Georgia agrees 'final proposal' in Russia WTO talks
Georgia said Thursday that it has accepted a "final proposal" from Swiss mediators aimed at overcoming one of the last barriers to Russia's WTO membership, which Moscow hopes to secure this year.
"The Swiss made a final proposal which is acceptable for Georgia. If Russia agrees, it will become a WTO member," Georgia's chief negotiator at the talks in Switzerland, Deputy Foreign Minister Sergi Kapanadze, told AFP.
"The mediators believe that this is really a final option," he said.
Russia -- whose prolonged bid for WTO entry has become one of the biggest headaches in its relations with the West -- said it would give its response in the coming week.
The dire relations between Russia and WTO member Georgia, with whom Moscow fought a brief war in 2008, have emerged as one of the most significant obstacles in the way of Russian entry to the global trade body.
"We need a few days to specify our position but we can give the response next week," the ITAR-TASS news agency quoted Russia's envoy to the talks Maxim Medvedkov as saying from Geneva.
"The date for negotiations has not been specified but likely they will take place next week," he added.
Tbilisi has been demanding international monitoring of cross-border trade in the Russian-backed breakaway regions of Abkhazia and South Ossetia, which were recognised as independent states by Moscow after the Georgia-Russia war in 2008 but are regarded by most of the world as parts of Georgian territory.
The proposed compromise deal would see a private company contracted by a third international party physically and electronically monitoring goods entering and leaving the breakaway regions, according to Georgian officials.
Ex-Soviet Georgia says it is in favour of Russian membership of the WTO but its conditions for agreeing to allow its powerful neighbour to join have threatened to derail Russia's efforts to finally become a member.
As a WTO member, Georgia has the right to veto any new entrant and Tbilisi has been keen to use one of its few levers of international influence amid its continuing disputes with Moscow, which it accuses of occupying Abkhazia and South Ossetia with thousands of troops since the war.
Moscow has so far dismissed Tbilisi's conditions and has suggested that it could bypass any Georgian veto if a vote on Russian membership was held among WTO members.
Some media reports have suggested that Georgia's Western partners have been putting pressure on Tbilisi to enable Russia to join quickly but a senior Georgian official denied this.
"At no stage, no partner of Georgia -- either the US or the EU -- has pressured or suggested to us that the longstanding WTO rule of consensus will be broken and Georgia will be sidestepped through a vote," the head of Georgia's National Security Council Giga Bokeria told AFP.
Russian President Dmitry Medvedev has usually spoken of WTO entry as a key plank in his programme of modernising the economy but strongman Prime Minister Vladimir Putin has blown hot and cold on the issue.
Putin earlier this month accused the West of using Georgia's conditions as an excuse for keeping it out of the body and said Moscow would simply not join if "unacceptable" conditions were imposed.
"As to whether I think this (WTO membership) will benefit Russia or not ... fifty-fifty.
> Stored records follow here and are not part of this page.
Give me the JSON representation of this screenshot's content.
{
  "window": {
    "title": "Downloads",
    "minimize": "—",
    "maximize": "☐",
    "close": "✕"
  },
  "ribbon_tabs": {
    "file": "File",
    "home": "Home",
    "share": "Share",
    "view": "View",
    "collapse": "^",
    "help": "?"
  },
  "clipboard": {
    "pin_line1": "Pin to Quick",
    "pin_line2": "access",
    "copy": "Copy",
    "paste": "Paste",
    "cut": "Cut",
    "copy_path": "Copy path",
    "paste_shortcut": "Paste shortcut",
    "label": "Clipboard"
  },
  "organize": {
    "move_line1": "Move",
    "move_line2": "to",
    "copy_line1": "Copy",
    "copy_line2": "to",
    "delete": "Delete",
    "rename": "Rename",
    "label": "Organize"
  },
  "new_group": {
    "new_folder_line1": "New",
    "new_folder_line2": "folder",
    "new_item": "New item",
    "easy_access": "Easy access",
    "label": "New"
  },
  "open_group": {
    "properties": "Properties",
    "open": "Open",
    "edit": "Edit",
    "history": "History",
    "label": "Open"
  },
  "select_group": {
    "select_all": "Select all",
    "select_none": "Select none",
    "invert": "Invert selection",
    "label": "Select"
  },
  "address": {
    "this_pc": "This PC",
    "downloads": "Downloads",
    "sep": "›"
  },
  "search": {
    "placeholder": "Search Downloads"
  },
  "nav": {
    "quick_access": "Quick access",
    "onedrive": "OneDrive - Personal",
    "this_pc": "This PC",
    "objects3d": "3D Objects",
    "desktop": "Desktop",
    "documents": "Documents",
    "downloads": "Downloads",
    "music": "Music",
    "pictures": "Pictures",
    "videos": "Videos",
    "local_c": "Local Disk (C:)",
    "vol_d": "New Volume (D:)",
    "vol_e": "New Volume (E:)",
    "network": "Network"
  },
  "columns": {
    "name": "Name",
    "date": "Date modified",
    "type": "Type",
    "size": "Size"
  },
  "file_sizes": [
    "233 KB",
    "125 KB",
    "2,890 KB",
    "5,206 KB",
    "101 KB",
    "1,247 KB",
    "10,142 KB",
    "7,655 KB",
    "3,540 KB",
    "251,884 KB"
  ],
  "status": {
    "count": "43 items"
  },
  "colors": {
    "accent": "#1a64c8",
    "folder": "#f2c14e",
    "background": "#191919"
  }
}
But in all, it's more a plus than a minus," Putin said.
Russia, which opened negotiations to join in 1993, is the largest economy in the world to remain outside the WTO and has long expressed frustration with delays in its accession bid.
© 2011 AFP